• [Problem details] Go through the material line by line and tally those containing the string "name". Only the tally is wanted.

• [Data to use]

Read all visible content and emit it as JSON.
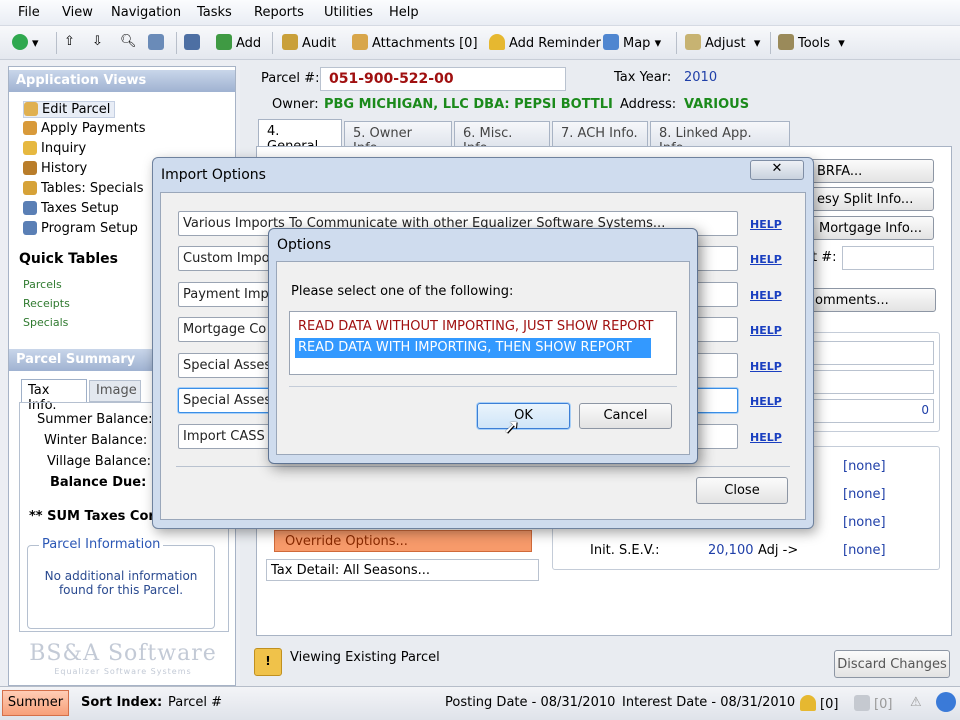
{
  "menu": [
    "File",
    "View",
    "Navigation",
    "Tasks",
    "Reports",
    "Utilities",
    "Help"
  ],
  "toolbar": {
    "add": "Add",
    "audit": "Audit",
    "attachments": "Attachments [0]",
    "add_reminder": "Add Reminder",
    "map": "Map",
    "adjust": "Adjust",
    "tools": "Tools"
  },
  "app_views": {
    "title": "Application Views",
    "items": [
      "Edit Parcel",
      "Apply Payments",
      "Inquiry",
      "History",
      "Tables: Specials",
      "Taxes Setup",
      "Program Setup"
    ]
  },
  "quick_tables": {
    "title": "Quick Tables",
    "items": [
      "Parcels",
      "Receipts",
      "Specials"
    ]
  },
  "parcel_summary": {
    "title": "Parcel Summary",
    "tabs": [
      "Tax Info.",
      "Image"
    ],
    "rows": [
      "Summer Balance:",
      "Winter Balance:",
      "Village Balance:",
      "Balance Due:"
    ],
    "sum_taxes": "** SUM Taxes Cor",
    "info_title": "Parcel Information",
    "info_text": "No additional information found for this Parcel."
  },
  "logo": {
    "text": "BS&A Software",
    "sub": "Equalizer Software Systems"
  },
  "parcel": {
    "label": "Parcel #:",
    "number": "051-900-522-00",
    "tax_year_label": "Tax Year:",
    "tax_year": "2010",
    "owner_label": "Owner:",
    "owner": "PBG MICHIGAN, LLC DBA: PEPSI BOTTLI",
    "address_label": "Address:",
    "address": "VARIOUS"
  },
  "tabs": [
    "4. General",
    "5. Owner Info.",
    "6. Misc. Info",
    "7. ACH Info.",
    "8. Linked App. Info."
  ],
  "right_buttons": [
    "BRFA...",
    "esy Split Info...",
    "Mortgage Info...",
    "omments..."
  ],
  "right_field_label": "t #:",
  "right_value": "0",
  "none_values": [
    "[none]",
    "[none]",
    "[none]",
    "[none]"
  ],
  "sev": {
    "label": "Init. S.E.V.:",
    "value": "20,100",
    "adj": "Adj ->"
  },
  "override": "Override Options...",
  "tax_detail": "Tax Detail: All Seasons...",
  "viewing": "Viewing Existing Parcel",
  "discard": "Discard Changes",
  "import_dialog": {
    "title": "Import Options",
    "items": [
      "Various Imports To Communicate with other Equalizer Software Systems...",
      "Custom Impo",
      "Payment Impo",
      "Mortgage Co",
      "Special Asses",
      "Special Asses",
      "Import CASS"
    ],
    "help": "HELP",
    "close": "Close"
  },
  "options_dialog": {
    "title": "Options",
    "prompt": "Please select one of the following:",
    "choices": [
      "READ DATA WITHOUT IMPORTING, JUST SHOW REPORT",
      "READ DATA WITH IMPORTING, THEN SHOW REPORT"
    ],
    "ok": "OK",
    "cancel": "Cancel"
  },
  "status": {
    "season": "Summer",
    "sort_label": "Sort Index:",
    "sort_value": "Parcel #",
    "posting": "Posting Date - 08/31/2010",
    "interest": "Interest Date - 08/31/2010",
    "count1": "[0]",
    "count2": "[0]"
  },
  "colors": {
    "accent": "#2f6fe0",
    "selection": "#3399ff",
    "parcel_red": "#a01010",
    "owner_green": "#1b8a1b"
  }
}
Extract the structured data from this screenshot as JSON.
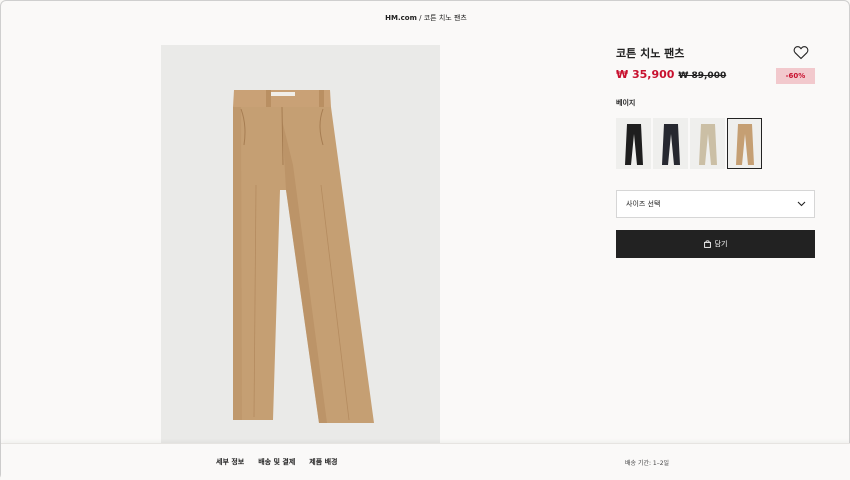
{
  "breadcrumb": {
    "home": "HM.com",
    "separator": "/",
    "current": "코튼 치노 팬츠"
  },
  "product": {
    "title": "코튼 치노 팬츠",
    "price_sale": "₩ 35,900",
    "price_original": "₩ 89,000",
    "discount_badge": "-60%",
    "color_label": "베이지",
    "image_icon": "beige-chino-pants-photo"
  },
  "swatches": [
    {
      "name": "black",
      "color": "#1e1e1e",
      "selected": false
    },
    {
      "name": "dark-navy",
      "color": "#262830",
      "selected": false
    },
    {
      "name": "light-beige",
      "color": "#cbbfa5",
      "selected": false
    },
    {
      "name": "beige",
      "color": "#c59f73",
      "selected": true
    }
  ],
  "size_select": {
    "value": "사이즈 선택",
    "icon": "chevron-down-icon"
  },
  "add_button": {
    "label": "담기",
    "icon": "shopping-bag-icon"
  },
  "footer": {
    "tabs": [
      "세부 정보",
      "배송 및 결제",
      "제품 배경"
    ],
    "delivery": "배송 기간: 1–2일"
  },
  "colors": {
    "sale_red": "#c8102e",
    "badge_bg": "#f2c9cd",
    "button_bg": "#222222",
    "pants_main": "#c59f73"
  }
}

• [Exercise solution] 4